##### Data for review

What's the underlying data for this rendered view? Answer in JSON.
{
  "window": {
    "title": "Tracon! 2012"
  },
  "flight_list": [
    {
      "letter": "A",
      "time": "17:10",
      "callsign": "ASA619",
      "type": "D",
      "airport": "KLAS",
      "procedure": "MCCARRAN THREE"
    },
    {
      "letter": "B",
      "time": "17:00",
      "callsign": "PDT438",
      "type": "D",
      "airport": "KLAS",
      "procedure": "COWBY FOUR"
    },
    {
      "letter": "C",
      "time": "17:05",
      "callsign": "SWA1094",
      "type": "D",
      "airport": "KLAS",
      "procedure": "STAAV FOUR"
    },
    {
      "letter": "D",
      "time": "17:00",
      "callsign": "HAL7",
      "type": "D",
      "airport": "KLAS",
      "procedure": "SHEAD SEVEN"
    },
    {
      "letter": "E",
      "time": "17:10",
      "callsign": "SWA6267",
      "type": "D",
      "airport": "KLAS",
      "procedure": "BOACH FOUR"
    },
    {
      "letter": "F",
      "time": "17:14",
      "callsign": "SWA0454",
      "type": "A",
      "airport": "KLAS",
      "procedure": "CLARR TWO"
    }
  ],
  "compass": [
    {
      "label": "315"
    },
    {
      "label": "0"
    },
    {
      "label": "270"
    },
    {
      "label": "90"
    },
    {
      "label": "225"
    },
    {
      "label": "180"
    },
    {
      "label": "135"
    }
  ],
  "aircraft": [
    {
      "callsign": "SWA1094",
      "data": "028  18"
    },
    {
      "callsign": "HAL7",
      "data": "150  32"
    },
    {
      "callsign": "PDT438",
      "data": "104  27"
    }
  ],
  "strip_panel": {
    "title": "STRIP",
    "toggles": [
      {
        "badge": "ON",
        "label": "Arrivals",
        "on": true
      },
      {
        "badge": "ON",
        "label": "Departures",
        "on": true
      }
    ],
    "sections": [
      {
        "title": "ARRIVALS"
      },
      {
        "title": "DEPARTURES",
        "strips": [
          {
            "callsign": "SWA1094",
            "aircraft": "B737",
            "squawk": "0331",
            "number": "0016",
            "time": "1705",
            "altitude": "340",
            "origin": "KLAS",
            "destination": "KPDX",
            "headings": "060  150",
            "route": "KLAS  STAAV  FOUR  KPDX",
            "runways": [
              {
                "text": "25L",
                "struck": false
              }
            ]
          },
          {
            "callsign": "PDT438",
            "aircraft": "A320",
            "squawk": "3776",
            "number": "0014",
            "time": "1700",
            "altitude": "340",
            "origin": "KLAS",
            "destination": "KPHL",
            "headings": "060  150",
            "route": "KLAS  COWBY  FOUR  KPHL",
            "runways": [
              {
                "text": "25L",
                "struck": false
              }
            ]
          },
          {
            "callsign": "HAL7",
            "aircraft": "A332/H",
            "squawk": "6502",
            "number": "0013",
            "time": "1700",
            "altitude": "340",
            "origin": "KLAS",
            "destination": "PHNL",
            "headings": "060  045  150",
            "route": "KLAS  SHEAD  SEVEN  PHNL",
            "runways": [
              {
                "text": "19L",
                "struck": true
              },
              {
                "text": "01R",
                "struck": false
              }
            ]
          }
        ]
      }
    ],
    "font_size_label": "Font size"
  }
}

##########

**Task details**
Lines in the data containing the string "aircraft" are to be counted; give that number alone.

**Output of the task**
4